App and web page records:

* * * * * * * * *

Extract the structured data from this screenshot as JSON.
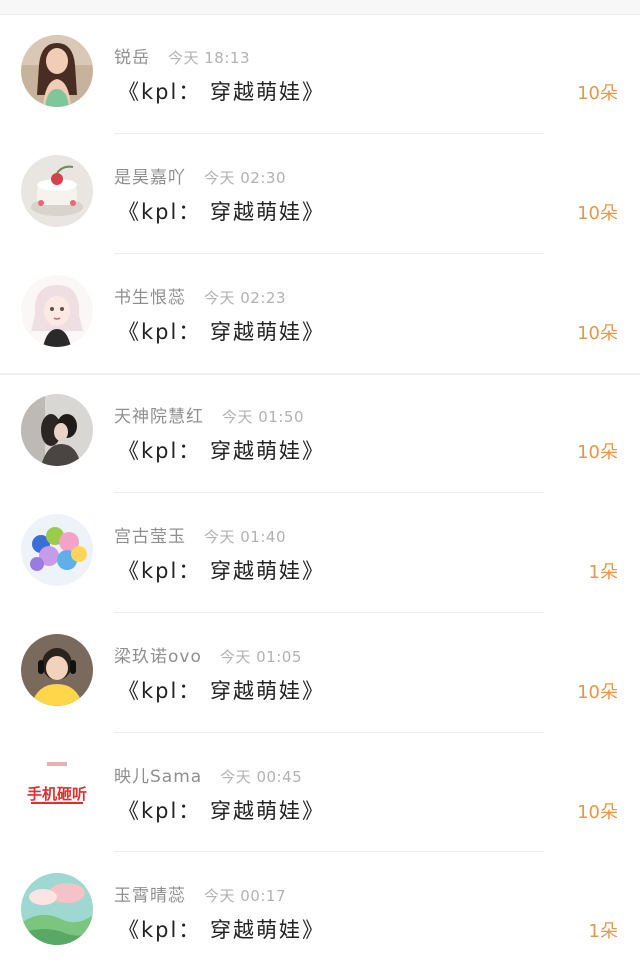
{
  "messages": [
    {
      "user": "锐岳",
      "time": "今天 18:13",
      "text": "《kpl： 穿越萌娃》",
      "gift": "10朵",
      "avatar_icon": "woman-photo-avatar"
    },
    {
      "user": "是昊嘉吖",
      "time": "今天 02:30",
      "text": "《kpl： 穿越萌娃》",
      "gift": "10朵",
      "avatar_icon": "cake-photo-avatar"
    },
    {
      "user": "书生恨蕊",
      "time": "今天 02:23",
      "text": "《kpl： 穿越萌娃》",
      "gift": "10朵",
      "avatar_icon": "anime-girl-avatar"
    },
    {
      "user": "天神院慧红",
      "time": "今天 01:50",
      "text": "《kpl： 穿越萌娃》",
      "gift": "10朵",
      "avatar_icon": "couple-photo-avatar"
    },
    {
      "user": "宫古莹玉",
      "time": "今天 01:40",
      "text": "《kpl： 穿越萌娃》",
      "gift": "1朵",
      "avatar_icon": "balloons-avatar"
    },
    {
      "user": "梁玖诺ovo",
      "time": "今天 01:05",
      "text": "《kpl： 穿越萌娃》",
      "gift": "10朵",
      "avatar_icon": "headphones-gamer-avatar"
    },
    {
      "user": "映儿Sama",
      "time": "今天 00:45",
      "text": "《kpl： 穿越萌娃》",
      "gift": "10朵",
      "avatar_icon": "red-logo-avatar"
    },
    {
      "user": "玉霄晴蕊",
      "time": "今天 00:17",
      "text": "《kpl： 穿越萌娃》",
      "gift": "1朵",
      "avatar_icon": "landscape-painting-avatar"
    }
  ],
  "avatar_logo_text": "手机砸听",
  "colors": {
    "gift": "#e8974a",
    "name": "#8f8f8f",
    "time": "#b2b2b2",
    "message": "#222222"
  }
}
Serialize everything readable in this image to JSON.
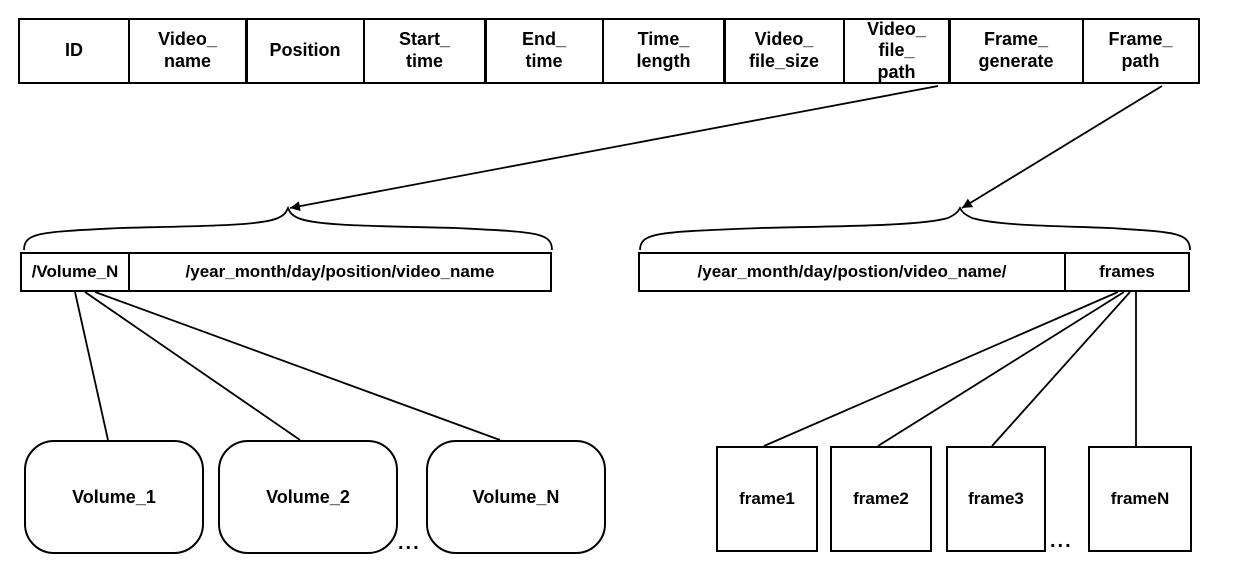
{
  "header": [
    "ID",
    "Video_\nname",
    "Position",
    "Start_\ntime",
    "End_\ntime",
    "Time_\nlength",
    "Video_\nfile_size",
    "Video_\nfile_\npath",
    "Frame_\ngenerate",
    "Frame_\npath"
  ],
  "sub_left": {
    "a": "/Volume_N",
    "b": "/year_month/day/position/video_name"
  },
  "sub_right": {
    "a": "/year_month/day/postion/video_name/",
    "b": "frames"
  },
  "volumes": [
    "Volume_1",
    "Volume_2",
    "Volume_N"
  ],
  "frames": [
    "frame1",
    "frame2",
    "frame3",
    "frameN"
  ],
  "ellipsis": "..."
}
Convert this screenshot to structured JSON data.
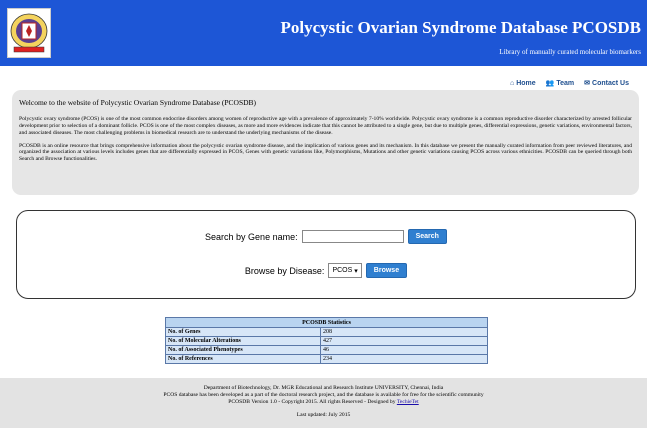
{
  "header": {
    "title": "Polycystic Ovarian Syndrome Database PCOSDB",
    "subtitle": "Library of manually curated molecular biomarkers",
    "logo_icon": "university-crest-logo"
  },
  "nav": {
    "home": "Home",
    "team": "Team",
    "contact": "Contact Us"
  },
  "welcome": {
    "heading": "Welcome to the website of Polycystic Ovarian Syndrome Database (PCOSDB)",
    "para1": "Polycystic ovary syndrome (PCOS) is one of the most common endocrine disorders among women of reproductive age with a prevalence of approximately 7-10% worldwide. Polycystic ovary syndrome is a common reproductive disorder characterized by arrested follicular development prior to selection of a dominant follicle. PCOS is one of the most complex diseases, as more and more evidences indicate that this cannot be attributed to a single gene, but due to multiple genes, differential expressions, genetic variations, environmental factors, and associated diseases. The most challenging problems in biomedical research are to understand the underlying mechanisms of the disease.",
    "para2": "PCOSDB is an online resource that brings comprehensive information about the polycystic ovarian syndrome disease, and the implication of various genes and its mechanism. In this database we present the manually curated information from peer reviewed literatures, and organized the association at various levels includes genes that are differentially expressed in PCOS, Genes with genetic variations like, Polymorphisms, Mutations and other genetic variations causing PCOS across various ethnicities. PCOSDB can be queried through both Search and Browse functionalities."
  },
  "search": {
    "gene_label": "Search by Gene name:",
    "gene_value": "",
    "search_button": "Search",
    "disease_label": "Browse by Disease:",
    "disease_selected": "PCOS",
    "browse_button": "Browse"
  },
  "stats": {
    "title": "PCOSDB Statistics",
    "rows": [
      {
        "label": "No. of Genes",
        "value": "208"
      },
      {
        "label": "No. of Molecular Alterations",
        "value": "427"
      },
      {
        "label": "No. of Associated Phenotypes",
        "value": "46"
      },
      {
        "label": "No. of References",
        "value": "234"
      }
    ]
  },
  "footer": {
    "line1": "Department of Biotechnology, Dr. MGR Educational and Research Institute UNIVERSITY, Chennai, India",
    "line2": "PCOS database has been developed as a part of the doctoral research project, and the database is available for free for the scientific community",
    "line3_prefix": "PCOSDB Version 1.0 - Copyright 2015. All rights Reserved - Designed by",
    "designer_link": "TechieTet",
    "updated": "Last updated: July 2015"
  },
  "colors": {
    "header_bg": "#1d56d6",
    "button_bg": "#2f7fd0",
    "table_header": "#b9d4f0",
    "table_cell": "#d7e6f7"
  }
}
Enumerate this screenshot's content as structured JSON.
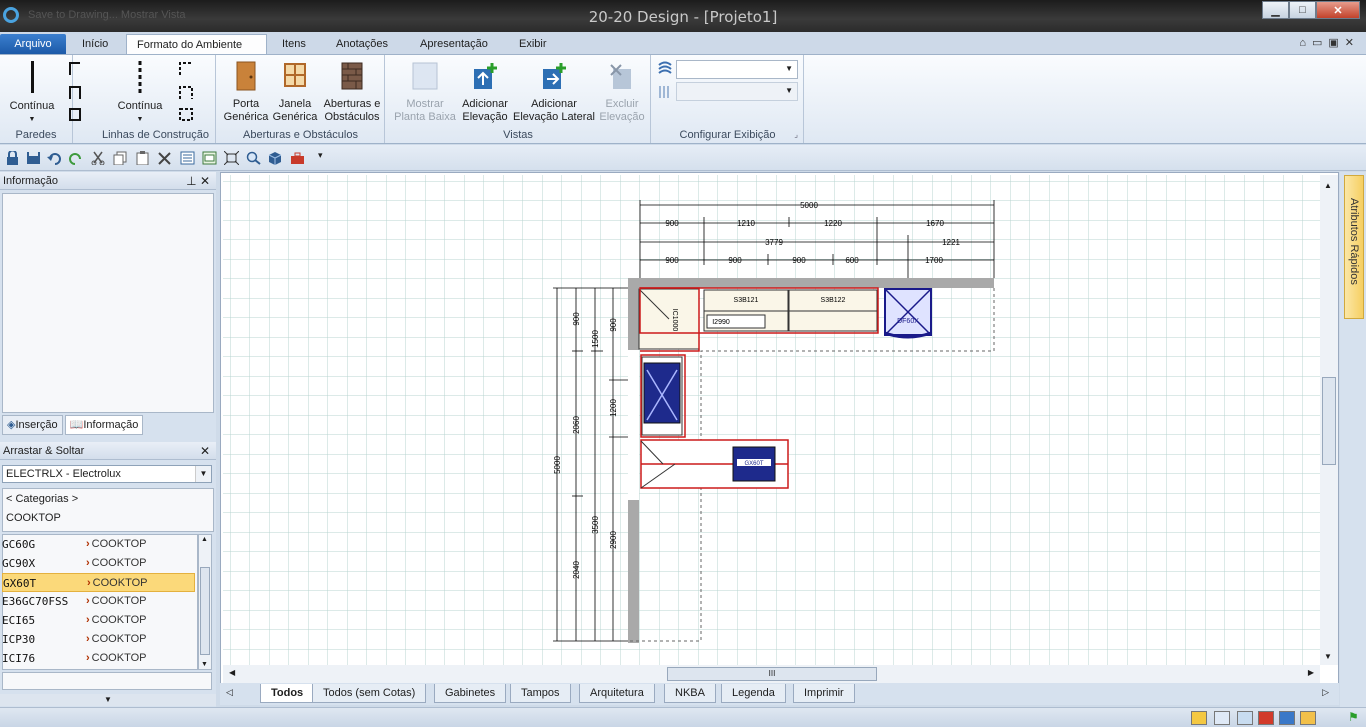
{
  "window": {
    "title": "20-20 Design - [Projeto1]",
    "ghost_tabs": "Save to Drawing...  Mostrar Vista"
  },
  "tabs": [
    {
      "label": "Arquivo"
    },
    {
      "label": "Início"
    },
    {
      "label": "Formato do Ambiente"
    },
    {
      "label": "Itens"
    },
    {
      "label": "Anotações"
    },
    {
      "label": "Apresentação"
    },
    {
      "label": "Exibir"
    }
  ],
  "ribbon": {
    "walls_continua": "Contínua",
    "group_walls": "Paredes",
    "construction_continua": "Contínua",
    "group_construction": "Linhas de Construção",
    "porta_l1": "Porta",
    "porta_l2": "Genérica",
    "janela_l1": "Janela",
    "janela_l2": "Genérica",
    "aberturas_l1": "Aberturas e",
    "aberturas_l2": "Obstáculos",
    "group_openings": "Aberturas e Obstáculos",
    "mostrar_l1": "Mostrar",
    "mostrar_l2": "Planta Baixa",
    "adicionar_l1": "Adicionar",
    "adicionar_l2": "Elevação",
    "adlat_l1": "Adicionar",
    "adlat_l2": "Elevação Lateral",
    "excluir_l1": "Excluir",
    "excluir_l2": "Elevação",
    "group_views": "Vistas",
    "group_display": "Configurar Exibição"
  },
  "left": {
    "info_title": "Informação",
    "tab_insercao": "Inserção",
    "tab_informacao": "Informação",
    "drag_title": "Arrastar & Soltar",
    "catalog": "ELECTRLX - Electrolux",
    "categories": "< Categorias >",
    "current_category": "COOKTOP",
    "items": [
      {
        "code": "GC60G",
        "cat": "COOKTOP"
      },
      {
        "code": "GC90X",
        "cat": "COOKTOP"
      },
      {
        "code": "GX60T",
        "cat": "COOKTOP"
      },
      {
        "code": "E36GC70FSS",
        "cat": "COOKTOP"
      },
      {
        "code": "ECI65",
        "cat": "COOKTOP"
      },
      {
        "code": "ICP30",
        "cat": "COOKTOP"
      },
      {
        "code": "ICI76",
        "cat": "COOKTOP"
      }
    ],
    "selected_index": 2
  },
  "rapid": "Atributos Rápidos",
  "drawing": {
    "top_dims": [
      "5000",
      "900",
      "1210",
      "1220",
      "1670",
      "3779",
      "1221",
      "900",
      "900",
      "900",
      "600",
      "1700"
    ],
    "left_dims": [
      "5000",
      "900",
      "1500",
      "900",
      "1200",
      "2060",
      "3500",
      "2900",
      "2040"
    ],
    "labels": [
      "S3B121",
      "S3B122",
      "I2990",
      "DF60X",
      "IC1000",
      "GX60T"
    ]
  },
  "bottom_tabs": [
    "Todos",
    "Todos (sem Cotas)",
    "Gabinetes",
    "Tampos",
    "Arquitetura",
    "NKBA",
    "Legenda",
    "Imprimir"
  ]
}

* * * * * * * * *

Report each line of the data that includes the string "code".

        "code": "GC60G",
        "code": "GC90X",
        "code": "GX60T",
        "code": "E36GC70FSS",
        "code": "ECI65",
        "code": "ICP30",
        "code": "ICI76",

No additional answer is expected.